I am a life-loving human who is blessed to have spent time living close to the land with Indigenous mob from many nations. I am a mother and have birthed 4 babies into water and on country. I have completed a double degree in Arts and Science and was awarded the highest university honour of the Chancellor's medal for my academic record and service to communities. I work to connect people, with respect, to themselves, others and nature, through cultural gatherings and community events sharing music, dance and arts. I was born in England, traveled the world, emigrated to Australia and have also lived in Africa and Asia.

Why do you think the Uluru Statement from the Heart is important?
The Uluru Statement from the Heart is important because we must recognise the sovereign nature of all beings. Speaking from the heart, the time is now to come together and strive for lasting, positive change. From the heart of Australia, Uluru, all the way to every coast, we call for constitutionally enshrined Indigenous Voice(s) to Parliament.

Why is it important for Indigenous people to have a say in the matters that affect them?
There are many reasons why it is critically important for Indigenous people to have a say in matters that affect them. The statistics of 'the gap' between Indigenous and non-indigenous people in healthcare, incarceration, suicide, education and more in this country proves that the current methods of governance and these imposed systems are not working. Through the act of Terra Nullis this land of Australia was stolen, these people were at best colonised and assimilated and at worst raped, tortured and killed. There is much collective ancestral trauma within the history, herstory and living memory. But there are also ancestral gifts that can be nurtured and harnessed.

Why do you think it's important to enshrine the Voice to Parliament in the Constitution, rather than include it only in legislation?
Enshrining the Voice to Parliament in the Constitution is a systemic and structural change that is more withstanding than mere legislation. This shows that the people of Australia are truly ready to walk with First Nations peoples towards a better future for all.

How could a Voice to Parliament improve the lives of your community?
Elevating Indigenous Voices to Parliament is one way to support the nurturing and harnessing of ancestral gifts of Indigenous people and also the wisdom, courage and deep cultural knowledge held by First Nations peoples. Indigenous problems deserve Indigenous driven solutions, with support from all people.

Harmony is unity in diversity. Together we can be more.
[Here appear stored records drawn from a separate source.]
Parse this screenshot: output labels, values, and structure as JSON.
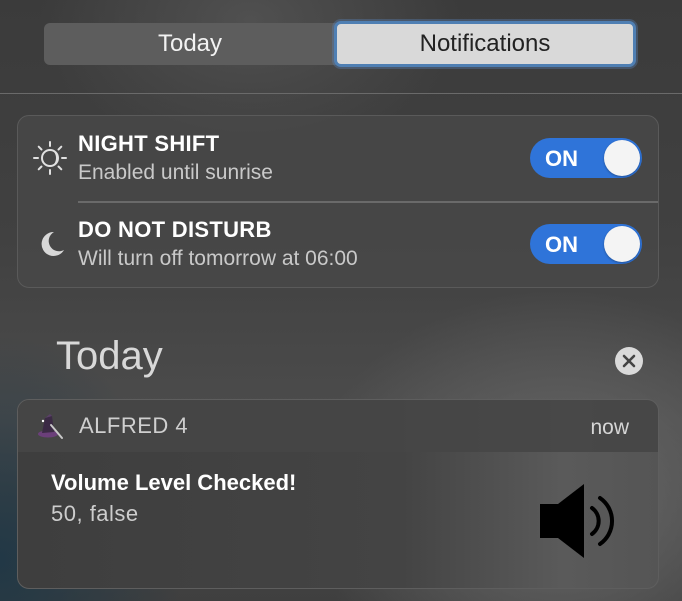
{
  "tabs": {
    "today": "Today",
    "notifications": "Notifications",
    "selected": "notifications"
  },
  "widgets": [
    {
      "title": "NIGHT SHIFT",
      "subtitle": "Enabled until sunrise",
      "toggle": "ON",
      "icon": "night-shift-icon"
    },
    {
      "title": "DO NOT DISTURB",
      "subtitle": "Will turn off tomorrow at 06:00",
      "toggle": "ON",
      "icon": "moon-icon"
    }
  ],
  "section": {
    "heading": "Today",
    "clear_icon": "close-icon"
  },
  "notification": {
    "app_name": "ALFRED 4",
    "time": "now",
    "title": "Volume Level Checked!",
    "body": "50, false",
    "app_icon": "alfred-hat-icon",
    "image_icon": "speaker-volume-icon"
  },
  "colors": {
    "toggle_on": "#2f74d9",
    "selected_tab_border": "#4f7fb3"
  }
}
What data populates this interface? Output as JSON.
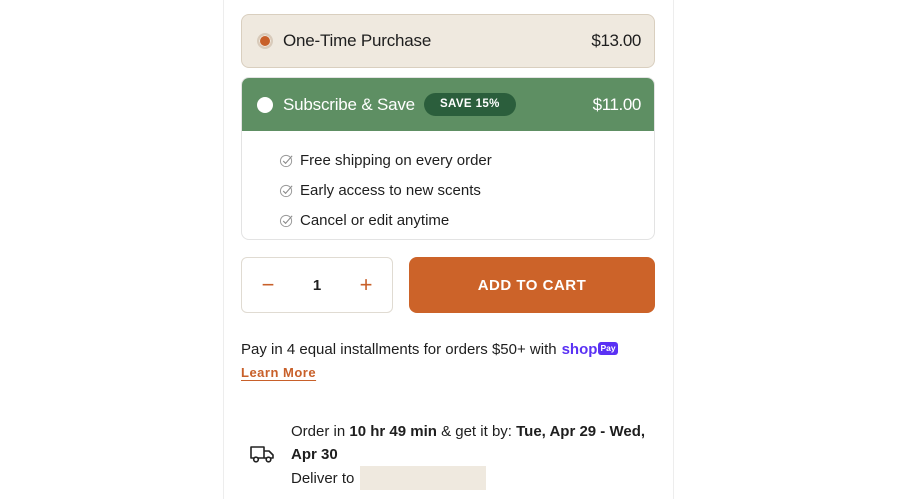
{
  "one_time": {
    "label": "One-Time Purchase",
    "price": "$13.00"
  },
  "subscribe": {
    "label": "Subscribe & Save",
    "badge": "SAVE 15%",
    "price": "$11.00",
    "benefits": [
      "Free shipping on every order",
      "Early access to new scents",
      "Cancel or edit anytime"
    ]
  },
  "quantity": {
    "minus": "−",
    "value": "1",
    "plus": "+"
  },
  "add_to_cart": "ADD TO CART",
  "installments": {
    "text": "Pay in 4 equal installments for orders $50+ with",
    "brand": "shop",
    "badge": "Pay",
    "learn_more": "Learn More"
  },
  "delivery": {
    "prefix": "Order in",
    "countdown": "10 hr 49 min",
    "middle": "& get it by:",
    "date_range": "Tue, Apr 29 - Wed, Apr 30",
    "deliver_to": "Deliver to"
  },
  "colors": {
    "accent": "#cc6329",
    "subscribe_bg": "#5e8f63",
    "badge_bg": "#2b5e3c",
    "onetime_bg": "#efe9df",
    "shop_purple": "#5a31f4"
  }
}
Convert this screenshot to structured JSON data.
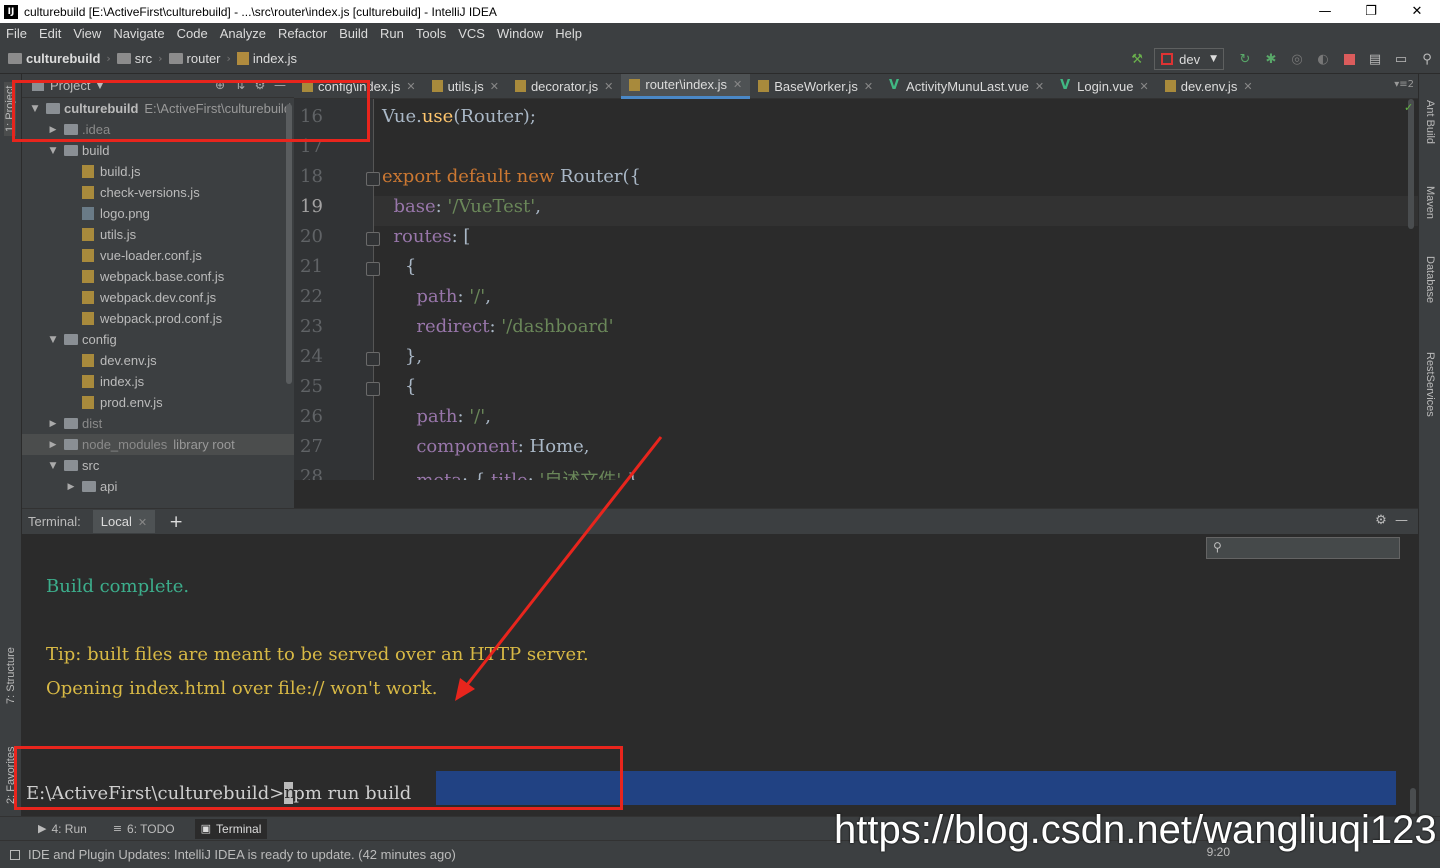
{
  "window": {
    "title": "culturebuild [E:\\ActiveFirst\\culturebuild] - ...\\src\\router\\index.js [culturebuild] - IntelliJ IDEA",
    "app_icon": "IJ",
    "controls": [
      "—",
      "❐",
      "✕"
    ]
  },
  "menu": [
    "File",
    "Edit",
    "View",
    "Navigate",
    "Code",
    "Analyze",
    "Refactor",
    "Build",
    "Run",
    "Tools",
    "VCS",
    "Window",
    "Help"
  ],
  "breadcrumbs": [
    "culturebuild",
    "src",
    "router",
    "index.js"
  ],
  "toolbar": {
    "run_config": "dev"
  },
  "left_stripe": {
    "project": "1: Project",
    "structure": "7: Structure",
    "favorites": "2: Favorites"
  },
  "right_stripe": [
    "Ant Build",
    "Maven",
    "Database",
    "RestServices"
  ],
  "project_panel": {
    "header": "Project",
    "tree": [
      {
        "label": "culturebuild",
        "extra": "E:\\ActiveFirst\\culturebuild",
        "type": "root",
        "level": 0,
        "expanded": true
      },
      {
        "label": ".idea",
        "type": "folder",
        "level": 1,
        "expanded": false
      },
      {
        "label": "build",
        "type": "folder",
        "level": 1,
        "expanded": true
      },
      {
        "label": "build.js",
        "type": "js",
        "level": 2
      },
      {
        "label": "check-versions.js",
        "type": "js",
        "level": 2
      },
      {
        "label": "logo.png",
        "type": "png",
        "level": 2
      },
      {
        "label": "utils.js",
        "type": "js",
        "level": 2
      },
      {
        "label": "vue-loader.conf.js",
        "type": "js",
        "level": 2
      },
      {
        "label": "webpack.base.conf.js",
        "type": "js",
        "level": 2
      },
      {
        "label": "webpack.dev.conf.js",
        "type": "js",
        "level": 2
      },
      {
        "label": "webpack.prod.conf.js",
        "type": "js",
        "level": 2
      },
      {
        "label": "config",
        "type": "folder",
        "level": 1,
        "expanded": true
      },
      {
        "label": "dev.env.js",
        "type": "js",
        "level": 2
      },
      {
        "label": "index.js",
        "type": "js",
        "level": 2
      },
      {
        "label": "prod.env.js",
        "type": "js",
        "level": 2
      },
      {
        "label": "dist",
        "type": "folder",
        "level": 1,
        "expanded": false
      },
      {
        "label": "node_modules",
        "extra": "library root",
        "type": "folder",
        "level": 1,
        "expanded": false,
        "selected": true
      },
      {
        "label": "src",
        "type": "folder",
        "level": 1,
        "expanded": true
      },
      {
        "label": "api",
        "type": "folder",
        "level": 2,
        "expanded": false
      }
    ]
  },
  "editor_tabs": [
    {
      "label": "config\\index.js",
      "kind": "js"
    },
    {
      "label": "utils.js",
      "kind": "js"
    },
    {
      "label": "decorator.js",
      "kind": "js"
    },
    {
      "label": "router\\index.js",
      "kind": "js",
      "active": true
    },
    {
      "label": "BaseWorker.js",
      "kind": "js"
    },
    {
      "label": "ActivityMunuLast.vue",
      "kind": "vue"
    },
    {
      "label": "Login.vue",
      "kind": "vue"
    },
    {
      "label": "dev.env.js",
      "kind": "js"
    }
  ],
  "editor_tabs_more": "▾≡2",
  "editor": {
    "current_line": "19",
    "lines": [
      {
        "n": "16",
        "html": "Vue.<span class=\"prop\" style=\"color:#ffc66d\">use</span>(Router);"
      },
      {
        "n": "17",
        "html": ""
      },
      {
        "n": "18",
        "html": "<span class=\"kw\">export default new </span>Router({"
      },
      {
        "n": "19",
        "html": "  <span class=\"prop\">base</span>: <span class=\"str\">'/VueTest'</span>,"
      },
      {
        "n": "20",
        "html": "  <span class=\"prop\">routes</span>: ["
      },
      {
        "n": "21",
        "html": "    {"
      },
      {
        "n": "22",
        "html": "      <span class=\"prop\">path</span>: <span class=\"str\">'/'</span>,"
      },
      {
        "n": "23",
        "html": "      <span class=\"prop\">redirect</span>: <span class=\"str\">'/dashboard'</span>"
      },
      {
        "n": "24",
        "html": "    },"
      },
      {
        "n": "25",
        "html": "    {"
      },
      {
        "n": "26",
        "html": "      <span class=\"prop\">path</span>: <span class=\"str\">'/'</span>,"
      },
      {
        "n": "27",
        "html": "      <span class=\"prop\">component</span>: Home,"
      },
      {
        "n": "28",
        "html": "      <span class=\"prop\">meta</span>: { <span class=\"prop\">title</span>: <span class=\"str\">'自述文件'</span> }"
      }
    ]
  },
  "terminal": {
    "label": "Terminal:",
    "tab": "Local",
    "lines": [
      {
        "text": "Build complete.",
        "color": "green"
      },
      {
        "text": "",
        "color": "yellow"
      },
      {
        "text": "Tip: built files are meant to be served over an HTTP server.",
        "color": "yellow"
      },
      {
        "text": "Opening index.html over file:// won't work.",
        "color": "yellow"
      }
    ],
    "prompt": "E:\\ActiveFirst\\culturebuild>",
    "command_first_char": "n",
    "command_rest": "pm run build"
  },
  "bottom_tools": [
    {
      "label": "4: Run",
      "glyph": "▶"
    },
    {
      "label": "6: TODO",
      "glyph": "≡"
    },
    {
      "label": "Terminal",
      "glyph": "▣",
      "active": true
    }
  ],
  "status": {
    "message": "IDE and Plugin Updates: IntelliJ IDEA is ready to update. (42 minutes ago)",
    "position": "9:20"
  },
  "watermark": "https://blog.csdn.net/wangliuqi123",
  "colors": {
    "annotation": "#e8251d",
    "selection": "#214283",
    "accent": "#4a88c7"
  }
}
We are ancestors of the future and what we choose to do now, impacts the Earth and future generations.

Yours sincerely



We acknowledge the Traditional Owners and custodians of country throughout Australia and their continuing connection to land, waters and community. We pay our respects to the people, the cultures and the Elders past, present and emerging.